They shared our passion to engage five to year-olds with web-based activities; indeed, it felt more like a collaborative project rather than a commission. There is and will continue to be an increasing pressure for arts organisations to embrace digital media, in-house and online. Arts organisations are often hotbeds of ideas and content; Tech City companies can translate those ideas into accessible and attractive apps and microsites.

With lower overheads, smaller companies and startups are often more agile and always less expensive than their more established rivals.

This is particularly important for arts organisations that are not able to recoup the outlay by charging for the resources but who have, like the Globe, an educational mission.

guardian meet the stars of tech city

While we were developing activities for the Globe Playground, the government announced changes to the primary curriculum.

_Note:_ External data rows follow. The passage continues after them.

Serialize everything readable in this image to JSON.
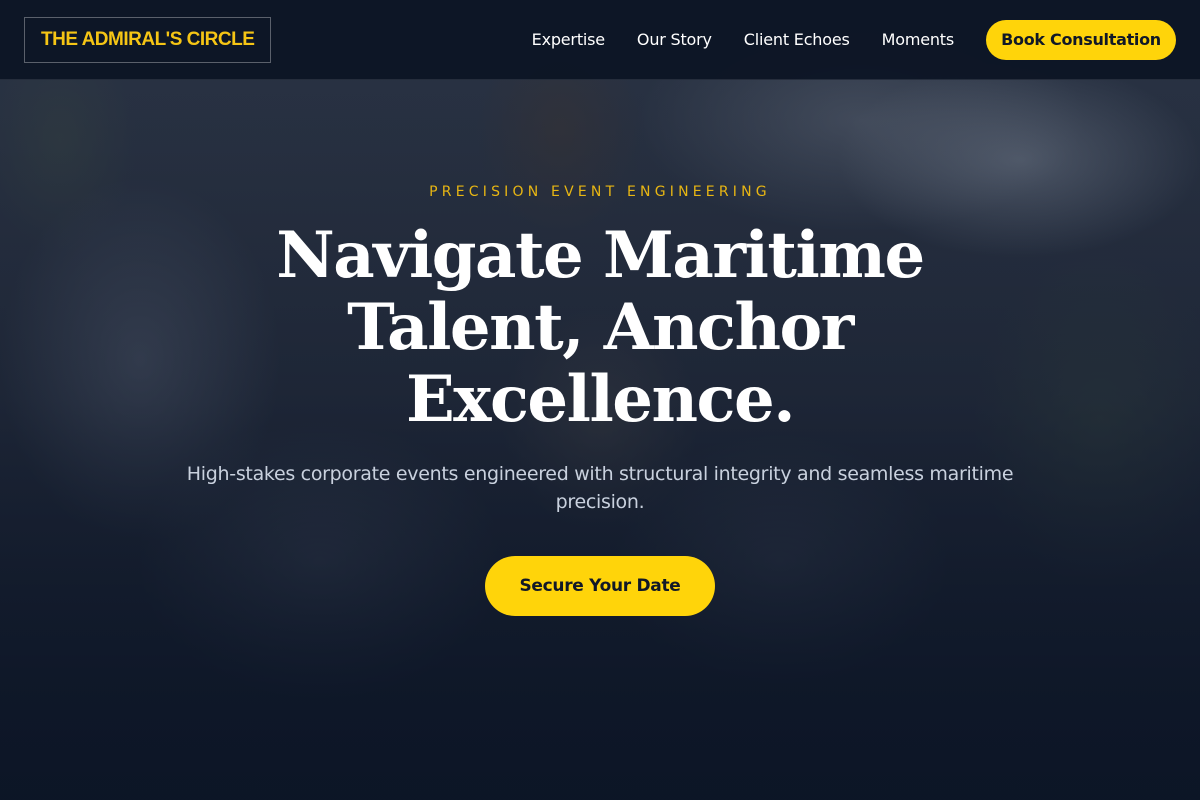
{
  "brand": {
    "name": "THE ADMIRAL'S CIRCLE",
    "accent_color": "#ffd40a"
  },
  "nav": {
    "links": [
      "Expertise",
      "Our Story",
      "Client Echoes",
      "Moments"
    ],
    "cta_label": "Book Consultation"
  },
  "hero": {
    "eyebrow": "PRECISION EVENT ENGINEERING",
    "headline": "Navigate Maritime Talent, Anchor Excellence.",
    "subtext": "High-stakes corporate events engineered with structural integrity and seamless maritime precision.",
    "cta_label": "Secure Your Date"
  }
}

From autumnthe Tudors will no longer be studied at key stage 2. Recently the site published a robust article about the Guardian's technology site and its editor Charles Arthur, entitled " A tragic decline ".

guardian meet the stars of tech city

It didn't however fulfil the licence terms for the free picture it used to top the piece, and Arthur whose picture it was suggested the Kernel's offer of payment for the breach be made to a charity of his choice. For reasons not disclosed, the team refused, preferring to pay Arthur instead. As one site commenter noted: Is it perhaps time to stop acting like the drunk in the pub picking fights with everyone around them? But some of the words used to describe him off the record were choice and many were keen to mischievously point to his parting of the ways with the Telegraph in spring after a supplement on startups he oversaw wasn't, in his words, "commercially successful".

The Cambridge-educated journalist, who describes his upbringing as "middle middle-class — horses, two cars and a pool", defends himself: If there is brutality in the Kernel it is always for a good reason.